Neuro Central Expert Panel member Gabriel Vargas (Amgen, San Francisco, CA, USA) offers his advice to young scientists. Gabriel has previously held posts at the University of California at San Francisco (UCSF; CA, USA) and Roche (CA, USA and Switzerland), and is now Executive Medical Director and Neuroscience Therapeutic Area Head, Early Development at Amgen in San Francisco. His research at UCSF centered around membrane trafficking of GPCRs, in particular dopamine receptors, as well as clinical work with the schizophrenia patient population and the creation of a prodromal schizophrenia research clinic. At Roche, Gabriel was Head of the biomarker group, working on biomarkers for a variety of psychiatric disorders.
Since joining Amgen, Gabriel has been working on the early development of neuroscience compounds, mainly focused on migraine, neurodegenerative and pain disorders. His group is also interested in mobile health approaches to drug development and clinical models.I trained with a vision to be a triple threat (clinical work, research and teaching) and saw a tenure track position as the culmination of my training. However, I eventually came to the conclusion that based on my interests, an industry position made more sense. These decisions are of course immensely specific to your circumstances and interests.
In my case, since my training was as a physician scientist, I wanted to do translational research, and while it can certainly be done in academia and there are many examples of people doing beautiful work in this realm, for my specific interests I felt industry was a better choice.
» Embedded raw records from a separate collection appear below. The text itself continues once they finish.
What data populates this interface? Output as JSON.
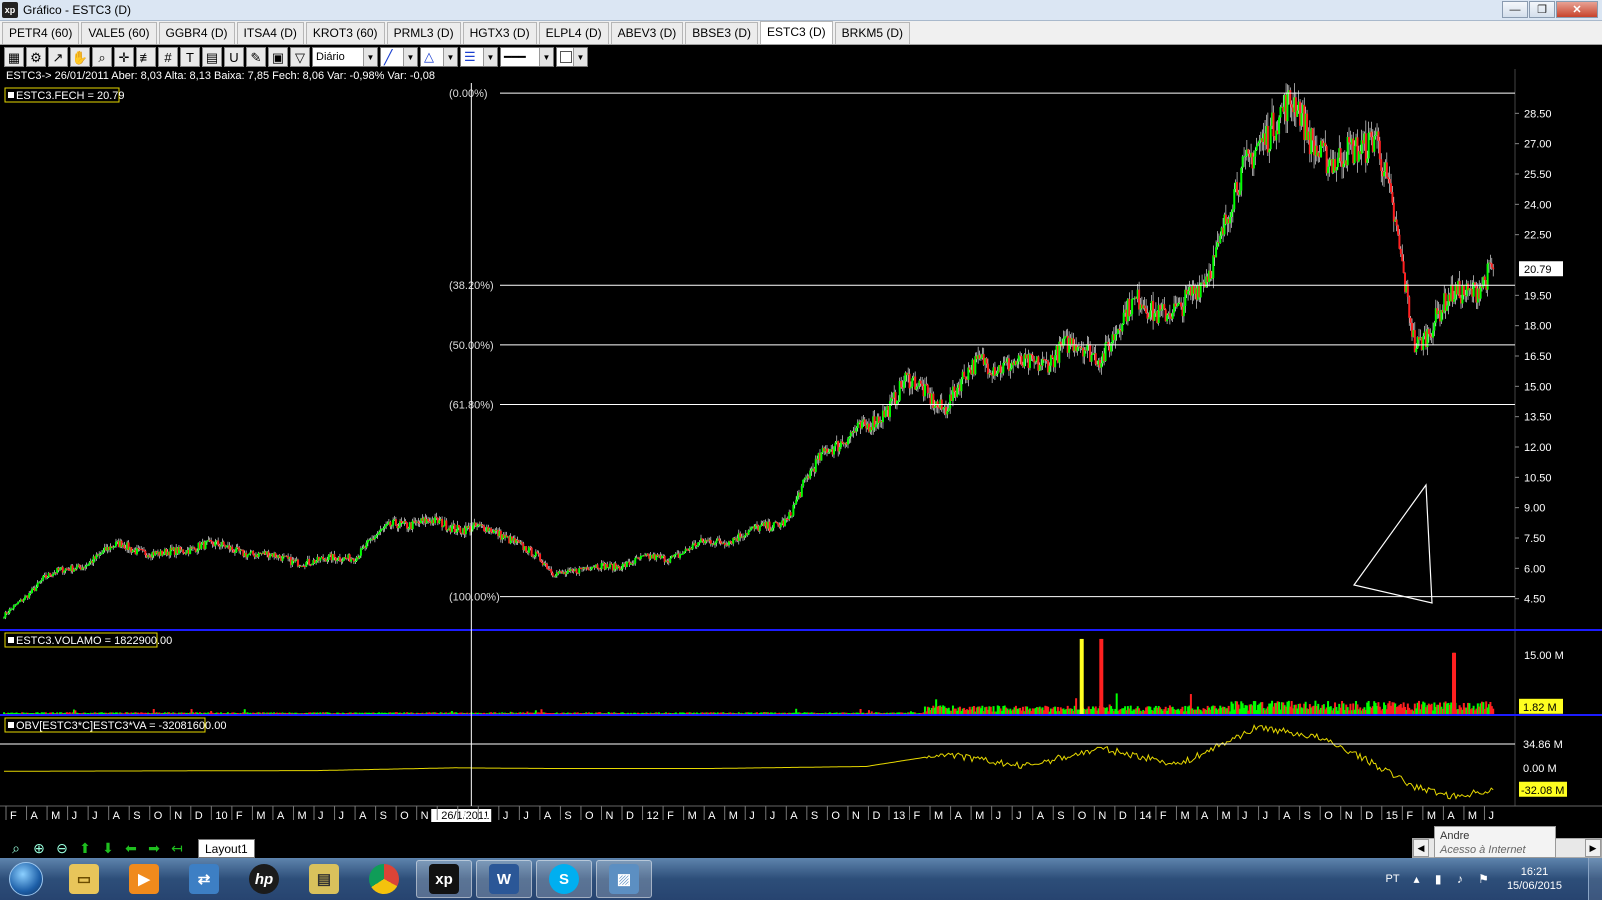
{
  "window": {
    "title": "Gráfico - ESTC3 (D)",
    "app_icon": "xp",
    "controls": [
      "minimize-icon",
      "restore-icon",
      "close-icon"
    ]
  },
  "tabs": [
    {
      "label": "PETR4 (60)",
      "active": false
    },
    {
      "label": "VALE5 (60)",
      "active": false
    },
    {
      "label": "GGBR4 (D)",
      "active": false
    },
    {
      "label": "ITSA4 (D)",
      "active": false
    },
    {
      "label": "KROT3 (60)",
      "active": false
    },
    {
      "label": "PRML3 (D)",
      "active": false
    },
    {
      "label": "HGTX3 (D)",
      "active": false
    },
    {
      "label": "ELPL4 (D)",
      "active": false
    },
    {
      "label": "ABEV3 (D)",
      "active": false
    },
    {
      "label": "BBSE3 (D)",
      "active": false
    },
    {
      "label": "ESTC3 (D)",
      "active": true
    },
    {
      "label": "BRKM5 (D)",
      "active": false
    }
  ],
  "toolbar": {
    "tools": [
      "chart-icon",
      "gear-icon",
      "trend-icon",
      "hand-icon",
      "zoom-icon",
      "crosshair-icon",
      "fibonacci-icon",
      "grid-icon",
      "text-icon",
      "calculator-icon",
      "magnet-icon",
      "brush-icon",
      "clipboard-icon",
      "filter-icon"
    ],
    "periodicity": "Diário",
    "line_style_icon": "diagonal-line-icon",
    "shape_icon": "triangle-icon",
    "fill_icon": "lines-icon",
    "stroke_icon": "solid-line-icon",
    "color_icon": "white-box-icon"
  },
  "info_line": "ESTC3-> 26/01/2011 Aber: 8,03 Alta: 8,13 Baixa: 7,85 Fech: 8,06 Var: -0,98% Var: -0,08",
  "price_panel": {
    "legend": "ESTC3.FECH = 20.79",
    "last_price_tag": "20.79",
    "y_ticks": [
      "28.50",
      "27.00",
      "25.50",
      "24.00",
      "22.50",
      "19.50",
      "18.00",
      "16.50",
      "15.00",
      "13.50",
      "12.00",
      "10.50",
      "9.00",
      "7.50",
      "6.00",
      "4.50"
    ],
    "fibonacci_levels": [
      {
        "label": "(0.00%)",
        "price": 29.5
      },
      {
        "label": "(38.20%)",
        "price": 20.0
      },
      {
        "label": "(50.00%)",
        "price": 17.05
      },
      {
        "label": "(61.80%)",
        "price": 14.1
      },
      {
        "label": "(100.00%)",
        "price": 4.6
      }
    ]
  },
  "volume_panel": {
    "legend": "ESTC3.VOLAMO = 1822900.00",
    "y_ticks": [
      "15.00 M"
    ],
    "last_value_tag": "1.82 M"
  },
  "obv_panel": {
    "legend": "OBV[ESTC3*C]ESTC3*VA = -32081600.00",
    "y_ticks": [
      "34.86 M",
      "0.00 M"
    ],
    "last_value_tag": "-32.08 M"
  },
  "x_axis": {
    "labels": [
      "F",
      "A",
      "M",
      "J",
      "J",
      "A",
      "S",
      "O",
      "N",
      "D",
      "10",
      "F",
      "M",
      "A",
      "M",
      "J",
      "J",
      "A",
      "S",
      "O",
      "N",
      "26/1/2011",
      "A",
      "M",
      "J",
      "J",
      "A",
      "S",
      "O",
      "N",
      "D",
      "12",
      "F",
      "M",
      "A",
      "M",
      "J",
      "J",
      "A",
      "S",
      "O",
      "N",
      "D",
      "13",
      "F",
      "M",
      "A",
      "M",
      "J",
      "J",
      "A",
      "S",
      "O",
      "N",
      "D",
      "14",
      "F",
      "M",
      "A",
      "M",
      "J",
      "J",
      "A",
      "S",
      "O",
      "N",
      "D",
      "15",
      "F",
      "M",
      "A",
      "M",
      "J"
    ],
    "cursor_label": "26/1/2011"
  },
  "chart_data": {
    "type": "line",
    "symbol": "ESTC3",
    "periodicity": "daily",
    "x_range": [
      "2009-02",
      "2015-06"
    ],
    "ylim": [
      3.0,
      30.0
    ],
    "price_scale": "linear",
    "close_series": {
      "name": "ESTC3.FECH",
      "x": [
        "2009-02",
        "2009-04",
        "2009-06",
        "2009-08",
        "2009-10",
        "2009-12",
        "2010-02",
        "2010-04",
        "2010-06",
        "2010-08",
        "2010-10",
        "2010-12",
        "2011-02",
        "2011-04",
        "2011-06",
        "2011-08",
        "2011-10",
        "2011-12",
        "2012-02",
        "2012-04",
        "2012-06",
        "2012-08",
        "2012-10",
        "2012-12",
        "2013-02",
        "2013-04",
        "2013-06",
        "2013-08",
        "2013-10",
        "2013-12",
        "2014-02",
        "2014-04",
        "2014-06",
        "2014-08",
        "2014-10",
        "2014-12",
        "2015-02",
        "2015-04",
        "2015-06"
      ],
      "values": [
        3.6,
        5.5,
        6.2,
        7.2,
        6.6,
        7.2,
        6.9,
        6.5,
        6.3,
        6.7,
        8.3,
        8.2,
        8.0,
        7.5,
        5.8,
        6.0,
        6.3,
        6.6,
        7.3,
        7.7,
        8.5,
        12.1,
        12.8,
        15.2,
        14.1,
        16.4,
        15.8,
        16.9,
        16.7,
        19.3,
        18.4,
        22.0,
        27.5,
        28.7,
        25.6,
        27.9,
        17.2,
        19.3,
        20.79
      ]
    },
    "volume_series": {
      "name": "ESTC3.VOLAMO",
      "unit": "M",
      "last": 1.8229,
      "notable_spikes": [
        {
          "x": "2013-09",
          "value": 19.0
        },
        {
          "x": "2013-10",
          "value": 19.0
        },
        {
          "x": "2015-04",
          "value": 15.5
        }
      ]
    },
    "obv_series": {
      "name": "OBV[ESTC3*C]ESTC3*VA",
      "unit": "M",
      "x": [
        "2009-02",
        "2010-06",
        "2011-01",
        "2011-06",
        "2012-02",
        "2012-10",
        "2013-02",
        "2013-06",
        "2013-10",
        "2014-02",
        "2014-06",
        "2014-09",
        "2014-11",
        "2015-02",
        "2015-04",
        "2015-06"
      ],
      "values": [
        -5,
        -4,
        0,
        -1,
        -1,
        2,
        20,
        2,
        28,
        5,
        60,
        45,
        20,
        -28,
        -42,
        -32.08
      ]
    },
    "annotations": [
      {
        "type": "fibonacci_retracement",
        "from_price": 4.6,
        "to_price": 29.5
      },
      {
        "type": "triangle"
      },
      {
        "type": "crosshair",
        "date": "26/01/2011"
      }
    ]
  },
  "bottom_bar": {
    "tools": [
      "zoom-fit-icon",
      "zoom-in-icon",
      "zoom-out-icon",
      "arrow-up-icon",
      "arrow-down-icon",
      "arrow-left-icon",
      "arrow-right-icon",
      "arrow-back-icon"
    ],
    "layout_tab": "Layout1",
    "tooltip_name": "Andre",
    "tooltip_status": "Acesso à Internet"
  },
  "taskbar": {
    "apps": [
      "explorer-icon",
      "media-player-icon",
      "network-icon",
      "hp-icon",
      "scanner-icon",
      "chrome-icon",
      "xp-icon",
      "word-icon",
      "skype-icon",
      "photos-icon"
    ],
    "active_app": "xp-icon",
    "language": "PT",
    "time": "16:21",
    "date": "15/06/2015"
  },
  "colors": {
    "background": "#000000",
    "up_candle": "#00ff00",
    "down_candle": "#ff2020",
    "obv_line": "#e6d800",
    "legend_border": "#e6d800",
    "panel_separator": "#1c1cff",
    "fib_line": "#ffffff"
  }
}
However, whether you are looking to be in academia or industry, there are similar skill sets that are important.